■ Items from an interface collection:
---+---
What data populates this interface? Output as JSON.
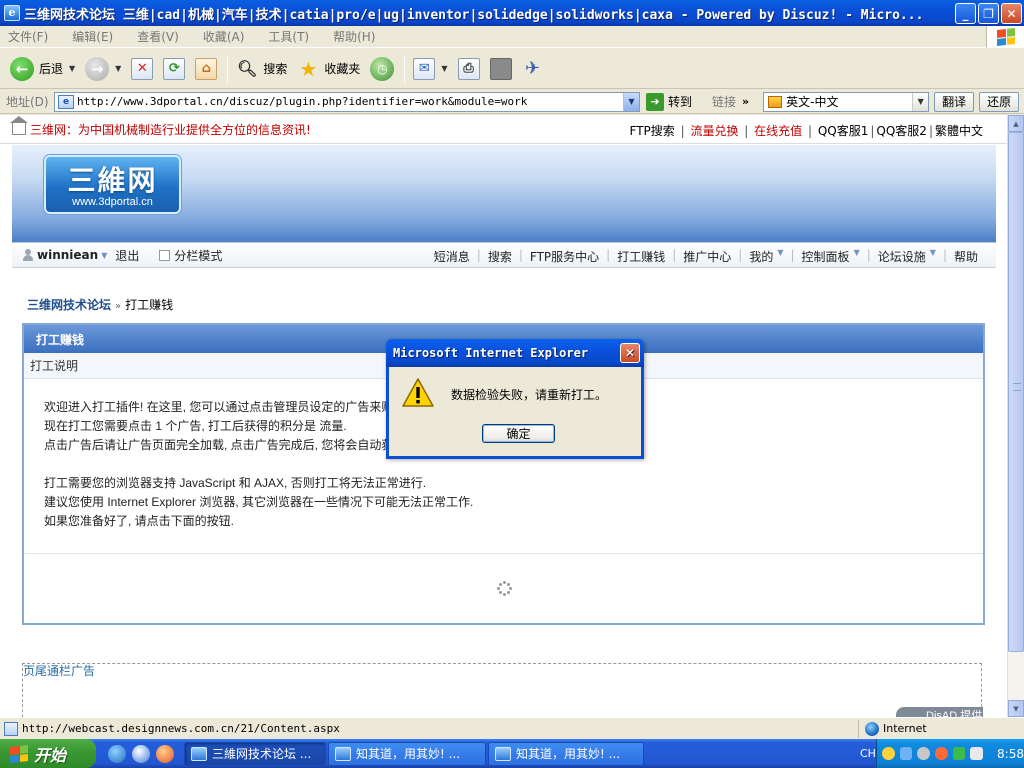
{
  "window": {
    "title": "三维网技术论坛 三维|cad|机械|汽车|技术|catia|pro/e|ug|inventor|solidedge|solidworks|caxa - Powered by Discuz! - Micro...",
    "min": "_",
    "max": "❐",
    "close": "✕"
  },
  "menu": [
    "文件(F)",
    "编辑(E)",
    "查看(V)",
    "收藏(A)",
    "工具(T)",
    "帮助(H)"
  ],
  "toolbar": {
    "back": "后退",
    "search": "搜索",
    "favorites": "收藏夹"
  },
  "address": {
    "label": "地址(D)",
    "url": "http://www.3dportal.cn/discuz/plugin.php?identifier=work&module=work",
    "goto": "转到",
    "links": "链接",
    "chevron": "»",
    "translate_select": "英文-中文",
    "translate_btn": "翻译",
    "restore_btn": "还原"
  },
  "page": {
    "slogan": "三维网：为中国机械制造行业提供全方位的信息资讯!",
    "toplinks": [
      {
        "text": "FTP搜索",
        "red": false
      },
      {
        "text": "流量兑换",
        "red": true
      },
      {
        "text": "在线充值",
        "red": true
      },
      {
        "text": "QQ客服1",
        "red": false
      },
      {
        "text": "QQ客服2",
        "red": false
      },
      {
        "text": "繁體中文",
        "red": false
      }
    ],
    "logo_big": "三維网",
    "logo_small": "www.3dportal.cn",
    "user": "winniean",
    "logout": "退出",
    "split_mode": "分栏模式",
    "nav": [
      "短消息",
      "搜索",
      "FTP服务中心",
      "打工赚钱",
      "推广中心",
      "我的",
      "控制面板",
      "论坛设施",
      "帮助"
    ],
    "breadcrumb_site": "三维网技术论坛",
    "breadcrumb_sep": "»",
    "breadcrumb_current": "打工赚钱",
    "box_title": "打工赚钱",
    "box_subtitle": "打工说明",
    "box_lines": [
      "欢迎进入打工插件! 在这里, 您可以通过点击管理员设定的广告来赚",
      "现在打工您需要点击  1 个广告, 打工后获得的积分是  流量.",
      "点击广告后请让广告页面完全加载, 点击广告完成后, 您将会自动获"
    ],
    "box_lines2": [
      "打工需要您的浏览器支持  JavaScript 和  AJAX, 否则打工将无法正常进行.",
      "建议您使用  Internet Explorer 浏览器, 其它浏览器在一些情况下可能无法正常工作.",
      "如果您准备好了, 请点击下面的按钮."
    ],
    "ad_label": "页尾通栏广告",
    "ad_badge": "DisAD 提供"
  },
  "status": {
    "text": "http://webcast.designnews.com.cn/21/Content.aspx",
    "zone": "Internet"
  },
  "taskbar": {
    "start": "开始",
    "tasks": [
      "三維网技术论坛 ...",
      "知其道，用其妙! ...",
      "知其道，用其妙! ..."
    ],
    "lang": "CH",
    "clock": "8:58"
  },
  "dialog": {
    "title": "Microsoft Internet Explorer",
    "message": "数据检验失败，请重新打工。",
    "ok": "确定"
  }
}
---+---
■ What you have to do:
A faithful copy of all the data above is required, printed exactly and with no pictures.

■ Solution to the problem:
What data populates this interface? Output as JSON.
{
  "window": {
    "title": "三维网技术论坛 三维|cad|机械|汽车|技术|catia|pro/e|ug|inventor|solidedge|solidworks|caxa - Powered by Discuz! - Micro...",
    "min": "_",
    "max": "❐",
    "close": "✕"
  },
  "menu": [
    "文件(F)",
    "编辑(E)",
    "查看(V)",
    "收藏(A)",
    "工具(T)",
    "帮助(H)"
  ],
  "toolbar": {
    "back": "后退",
    "search": "搜索",
    "favorites": "收藏夹"
  },
  "address": {
    "label": "地址(D)",
    "url": "http://www.3dportal.cn/discuz/plugin.php?identifier=work&module=work",
    "goto": "转到",
    "links": "链接",
    "chevron": "»",
    "translate_select": "英文-中文",
    "translate_btn": "翻译",
    "restore_btn": "还原"
  },
  "page": {
    "slogan": "三维网：为中国机械制造行业提供全方位的信息资讯!",
    "toplinks": [
      {
        "text": "FTP搜索",
        "red": false
      },
      {
        "text": "流量兑换",
        "red": true
      },
      {
        "text": "在线充值",
        "red": true
      },
      {
        "text": "QQ客服1",
        "red": false
      },
      {
        "text": "QQ客服2",
        "red": false
      },
      {
        "text": "繁體中文",
        "red": false
      }
    ],
    "logo_big": "三維网",
    "logo_small": "www.3dportal.cn",
    "user": "winniean",
    "logout": "退出",
    "split_mode": "分栏模式",
    "nav": [
      "短消息",
      "搜索",
      "FTP服务中心",
      "打工赚钱",
      "推广中心",
      "我的",
      "控制面板",
      "论坛设施",
      "帮助"
    ],
    "breadcrumb_site": "三维网技术论坛",
    "breadcrumb_sep": "»",
    "breadcrumb_current": "打工赚钱",
    "box_title": "打工赚钱",
    "box_subtitle": "打工说明",
    "box_lines": [
      "欢迎进入打工插件! 在这里, 您可以通过点击管理员设定的广告来赚",
      "现在打工您需要点击  1 个广告, 打工后获得的积分是  流量.",
      "点击广告后请让广告页面完全加载, 点击广告完成后, 您将会自动获"
    ],
    "box_lines2": [
      "打工需要您的浏览器支持  JavaScript 和  AJAX, 否则打工将无法正常进行.",
      "建议您使用  Internet Explorer 浏览器, 其它浏览器在一些情况下可能无法正常工作.",
      "如果您准备好了, 请点击下面的按钮."
    ],
    "ad_label": "页尾通栏广告",
    "ad_badge": "DisAD 提供"
  },
  "status": {
    "text": "http://webcast.designnews.com.cn/21/Content.aspx",
    "zone": "Internet"
  },
  "taskbar": {
    "start": "开始",
    "tasks": [
      "三維网技术论坛 ...",
      "知其道，用其妙! ...",
      "知其道，用其妙! ..."
    ],
    "lang": "CH",
    "clock": "8:58"
  },
  "dialog": {
    "title": "Microsoft Internet Explorer",
    "message": "数据检验失败，请重新打工。",
    "ok": "确定"
  }
}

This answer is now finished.